Tuesday morning me and Supatra arrived at the MRI clinic while Punny stayed at home with Jason.  Supatra was a trooper again as I had to tell her that they would need to put in an intravenus (Sp?) line on her hand at the last minute.  Just the day before I told her she would not need this anymore because she now had a port-a-cath line in and all medications would now be given to her that way.  When we arrived and checked in they told us that they were not sure the medication needed to hi-light her tumour, Magnevist, during the scan could be injected through her catheter as it might clog it up and damage it.  So they tried to place an intravenus line into a vein in her hand but the nurse blew the vein.  She then had to find another vein in her arm while we tried to calm and reassure Supatra that it would not hurt like the first attempt.  It took some time as you can imagine but in the end Supatra relented and let the nurse try again.  The nurse then blew the second vein and it was near impossible to get Supatra to cooperate any longer and she insisted it go through her existing catheter.  The nurses then agreed to double check with some other doctors and the Burzynski clinic and in the end they said it was OK to use the catheter.  Why they could not have done this in the first place I do not know.  Anyway, we were then ushered into the MRI room and Supatra was put on the table.  I was alllowed to stay by her side as I had done several times before in the UK.  This was going to be a much longer MRI session and would last about an hour.  Luckily Supatra managed to fall asleep through the noise of the machine and the music that was being piped into her headset.  In fact she slept while the nurse gave her the Megnevist injection through her catheter and she did not feel a thing.  When we got back to the prep room the nurse flushed the catheter line several times by pumping saline through it and Supatra just watched and took it all in - unphased!  Funny thing is, when we got back to the car she said "See they should have listened to me when I told them the first time to give me the medication through my catheter".  She is sooo right!
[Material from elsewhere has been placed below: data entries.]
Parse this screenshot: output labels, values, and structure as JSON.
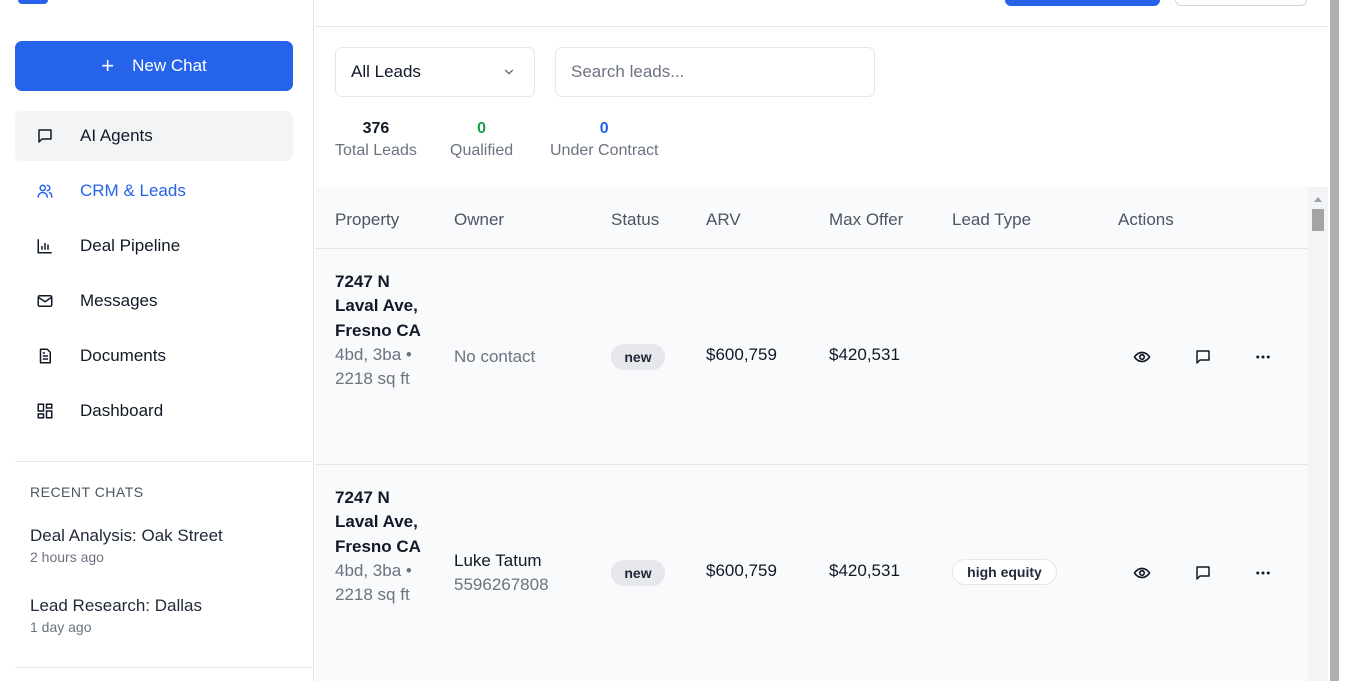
{
  "sidebar": {
    "new_chat_label": "New Chat",
    "nav": [
      {
        "label": "AI Agents",
        "icon": "chat-bubble-icon"
      },
      {
        "label": "CRM & Leads",
        "icon": "users-icon"
      },
      {
        "label": "Deal Pipeline",
        "icon": "bar-chart-icon"
      },
      {
        "label": "Messages",
        "icon": "mail-icon"
      },
      {
        "label": "Documents",
        "icon": "document-icon"
      },
      {
        "label": "Dashboard",
        "icon": "dashboard-grid-icon"
      }
    ],
    "recent_title": "RECENT CHATS",
    "recent": [
      {
        "title": "Deal Analysis: Oak Street",
        "time": "2 hours ago"
      },
      {
        "title": "Lead Research: Dallas",
        "time": "1 day ago"
      }
    ]
  },
  "filters": {
    "lead_filter": "All Leads",
    "search_placeholder": "Search leads..."
  },
  "stats": [
    {
      "value": "376",
      "label": "Total Leads",
      "color": "#111827"
    },
    {
      "value": "0",
      "label": "Qualified",
      "color": "#16a34a"
    },
    {
      "value": "0",
      "label": "Under Contract",
      "color": "#2563eb"
    }
  ],
  "table": {
    "headers": [
      "Property",
      "Owner",
      "Status",
      "ARV",
      "Max Offer",
      "Lead Type",
      "Actions"
    ],
    "rows": [
      {
        "address": "7247 N Laval Ave, Fresno CA",
        "details": "4bd, 3ba • 2218 sq ft",
        "owner_name": "",
        "owner_phone": "",
        "no_contact": "No contact",
        "status": "new",
        "arv": "$600,759",
        "max_offer": "$420,531",
        "lead_type": ""
      },
      {
        "address": "7247 N Laval Ave, Fresno CA",
        "details": "4bd, 3ba • 2218 sq ft",
        "owner_name": "Luke Tatum",
        "owner_phone": "5596267808",
        "no_contact": "",
        "status": "new",
        "arv": "$600,759",
        "max_offer": "$420,531",
        "lead_type": "high equity"
      }
    ]
  },
  "colors": {
    "accent": "#2563eb",
    "qualified": "#16a34a"
  }
}
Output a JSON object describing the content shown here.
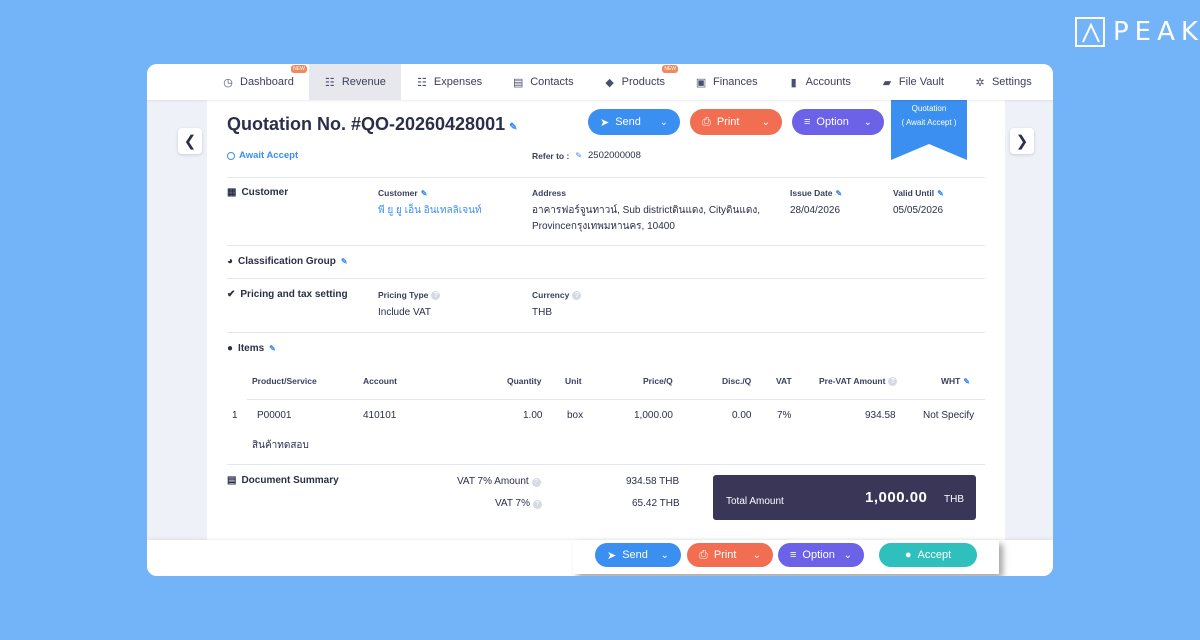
{
  "logo": {
    "text": "PEAK"
  },
  "nav": {
    "items": [
      {
        "label": "Dashboard",
        "icon": "dashboard-icon",
        "glyph": "◷",
        "badge": "NEW"
      },
      {
        "label": "Revenue",
        "icon": "revenue-icon",
        "glyph": "☷",
        "active": true
      },
      {
        "label": "Expenses",
        "icon": "expenses-icon",
        "glyph": "☷"
      },
      {
        "label": "Contacts",
        "icon": "contacts-icon",
        "glyph": "▤"
      },
      {
        "label": "Products",
        "icon": "products-icon",
        "glyph": "◆",
        "badge": "NEW"
      },
      {
        "label": "Finances",
        "icon": "finances-icon",
        "glyph": "▣"
      },
      {
        "label": "Accounts",
        "icon": "accounts-icon",
        "glyph": "▮"
      },
      {
        "label": "File Vault",
        "icon": "folder-icon",
        "glyph": "▰"
      },
      {
        "label": "Settings",
        "icon": "gear-icon",
        "glyph": "✲"
      }
    ]
  },
  "doc": {
    "title": "Quotation No. #QO-20260428001",
    "status": "Await Accept",
    "refer_label": "Refer to :",
    "refer_value": "2502000008",
    "ribbon_line1": "Quotation",
    "ribbon_line2": "( Await Accept )"
  },
  "actions": {
    "send": "Send",
    "print": "Print",
    "option": "Option",
    "accept": "Accept"
  },
  "customer": {
    "section": "Customer",
    "customer_label": "Customer",
    "customer_value": "พี ยู ยู เอ็น อินเทลลิเจนท์",
    "address_label": "Address",
    "address_line1": "อาคารฟอร์จูนทาวน์, Sub districtดินแดง, Cityดินแดง,",
    "address_line2": "Provinceกรุงเทพมหานคร, 10400",
    "issue_label": "Issue Date",
    "issue_value": "28/04/2026",
    "valid_label": "Valid Until",
    "valid_value": "05/05/2026"
  },
  "classification": {
    "section": "Classification Group"
  },
  "pricing": {
    "section": "Pricing and tax setting",
    "type_label": "Pricing Type",
    "type_value": "Include VAT",
    "currency_label": "Currency",
    "currency_value": "THB"
  },
  "items": {
    "section": "Items",
    "headers": {
      "product": "Product/Service",
      "account": "Account",
      "quantity": "Quantity",
      "unit": "Unit",
      "price": "Price/Q",
      "disc": "Disc./Q",
      "vat": "VAT",
      "prevat": "Pre-VAT Amount",
      "wht": "WHT"
    },
    "rows": [
      {
        "no": "1",
        "product": "P00001",
        "description": "สินค้าทดสอบ",
        "account": "410101",
        "quantity": "1.00",
        "unit": "box",
        "price": "1,000.00",
        "disc": "0.00",
        "vat": "7%",
        "prevat": "934.58",
        "wht": "Not Specify"
      }
    ]
  },
  "summary": {
    "section": "Document Summary",
    "vat_amount_label": "VAT 7% Amount",
    "vat_amount_value": "934.58 THB",
    "vat_label": "VAT 7%",
    "vat_value": "65.42 THB",
    "total_label": "Total Amount",
    "total_value": "1,000.00",
    "total_currency": "THB"
  },
  "colors": {
    "background": "#73b4f9",
    "send": "#3b8ff0",
    "print": "#f16e53",
    "option": "#6b62e8",
    "accept": "#2fbfbd",
    "total_box": "#393658"
  }
}
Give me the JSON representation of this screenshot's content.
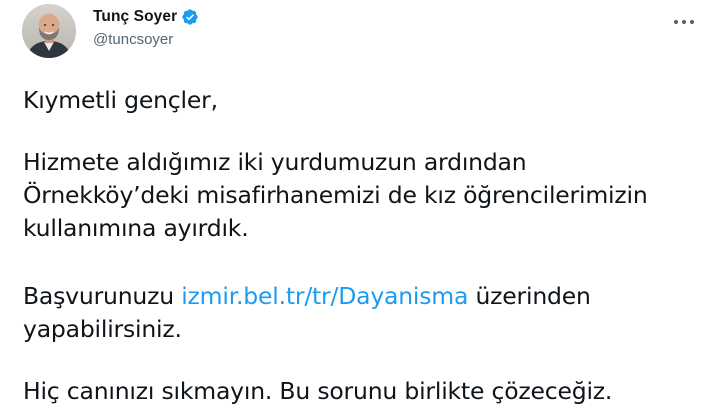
{
  "author": {
    "display_name": "Tunç Soyer",
    "handle": "@tuncsoyer",
    "verified": true,
    "avatar_icon": "profile-photo"
  },
  "menu": {
    "more_icon": "more-horizontal-icon"
  },
  "tweet": {
    "p1": "Kıymetli gençler,",
    "p2_line1": "Hizmete aldığımız iki yurdumuzun ardından",
    "p2_line2": "Örnekköy’deki misafirhanemizi de kız öğrencilerimizin",
    "p2_line3": "kullanımına ayırdık.",
    "p3_before": "Başvurunuzu ",
    "p3_link": "izmir.bel.tr/tr/Dayanisma",
    "p3_after": " üzerinden",
    "p3_line2": "yapabilirsiniz.",
    "p4": "Hiç canınızı sıkmayın. Bu sorunu birlikte çözeceğiz."
  },
  "colors": {
    "link": "#1d9bf0",
    "verified_badge": "#1d9bf0",
    "text": "#0f1419",
    "secondary_text": "#536471"
  }
}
The rest of the day was ours to enjoy and we will now have our first treatment session at the Burzynski clinic this Wednesday morning.  I am keeping my fingers crossed that Supatra does not get any or only minimal side affects from this treatment as I would hate to see her poorly again.  Its now late at night and Jason, whom I get to sleep with in the living room is fast asleep on my side of the bed - what a cute little munchkin.  Good night all and wish Supatra luck tomorrow and throughout her treatment.

Supatra's Port-a-cath.


  1. Hello,
    I have a question about your blog. Please email me!

  2. Go! Supatra! Go! Well done, Sunshine! What a trooper. We think and pray for all of you often and cheering you all on with great gusto!